ST. PAUL, Minn. (AP) — The state does not need to order environmental reviews when it awards leases for rights to explore for metallic minerals such as copper and nickel, the Minnesota Court of Appeals ruled Monday.
A three-judge appeals panel said the sale of minerals leases does not trigger the environmental review requirements under the Minnesota Environmental Protection Act. That's because the mere act of granting a lease does not necessarily mean the land will ever be prospected or mined, the ruling determined.
But the ruling also said the environmental review requirements may be triggered later by more specific plans for the property, such as exploration drilling or mining.
The ruling clears the way for the state to sell a package of 31 leases that had been on hold since last year, after a group of northeastern Minnesota residents petitioned for an environmental review. They argued that they were shut out of the process, and feared that any drilling could contaminate ground water if not regulated properly.
The Department of Natural Resources concluded the review was unnecessary and denied the petition, but the state's Executive Committee last December decided to hold off on awarding the leases until the Court of Appeals ruled.
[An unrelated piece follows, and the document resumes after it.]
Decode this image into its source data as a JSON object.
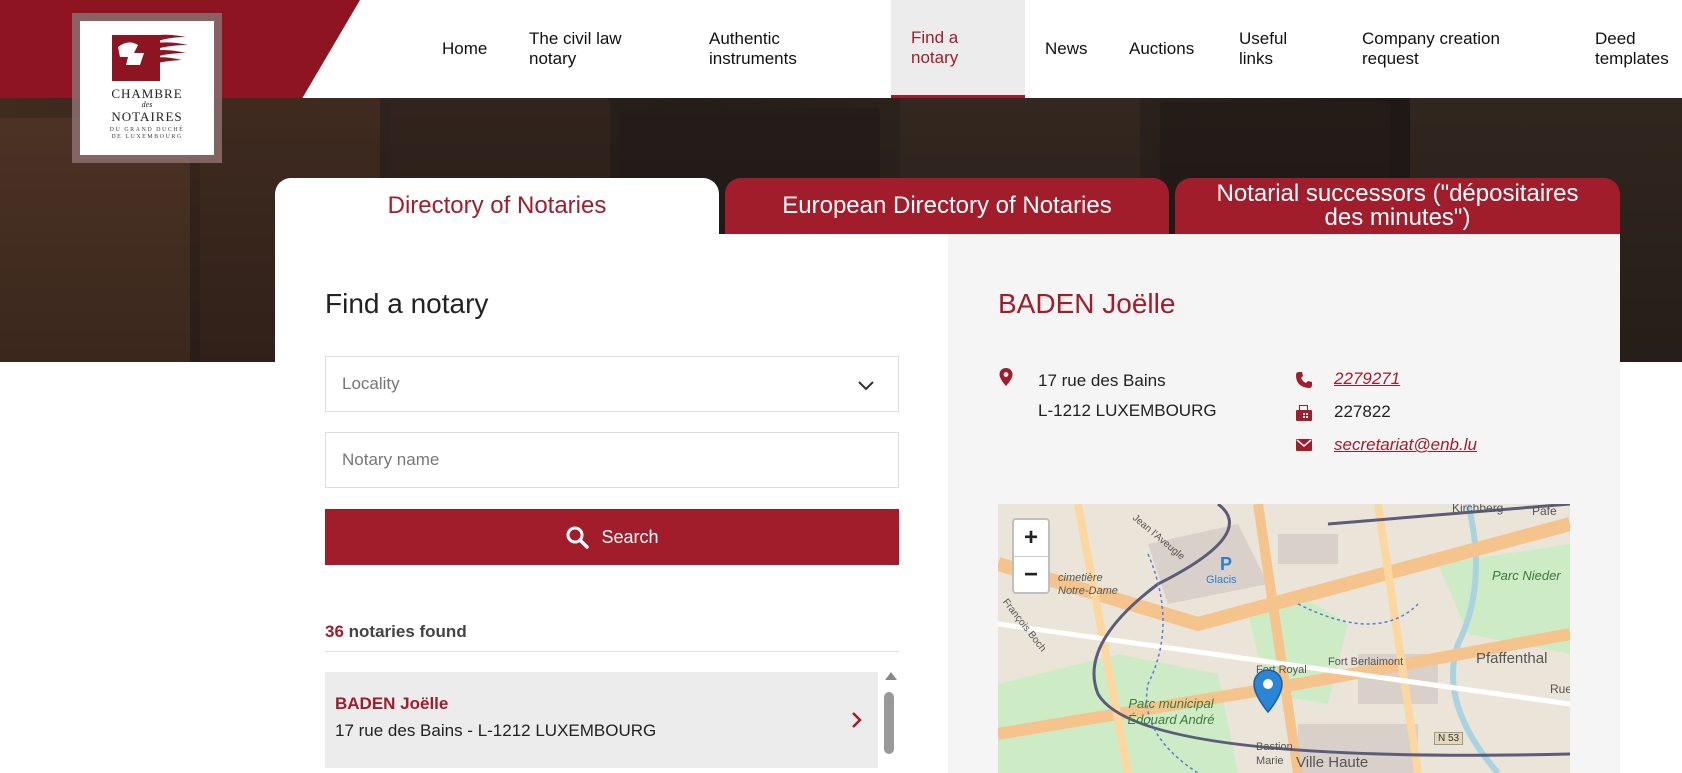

The opinion is available at: http://www.mncourts.gov/opinions/coa/current/OPa122172-090913.pdf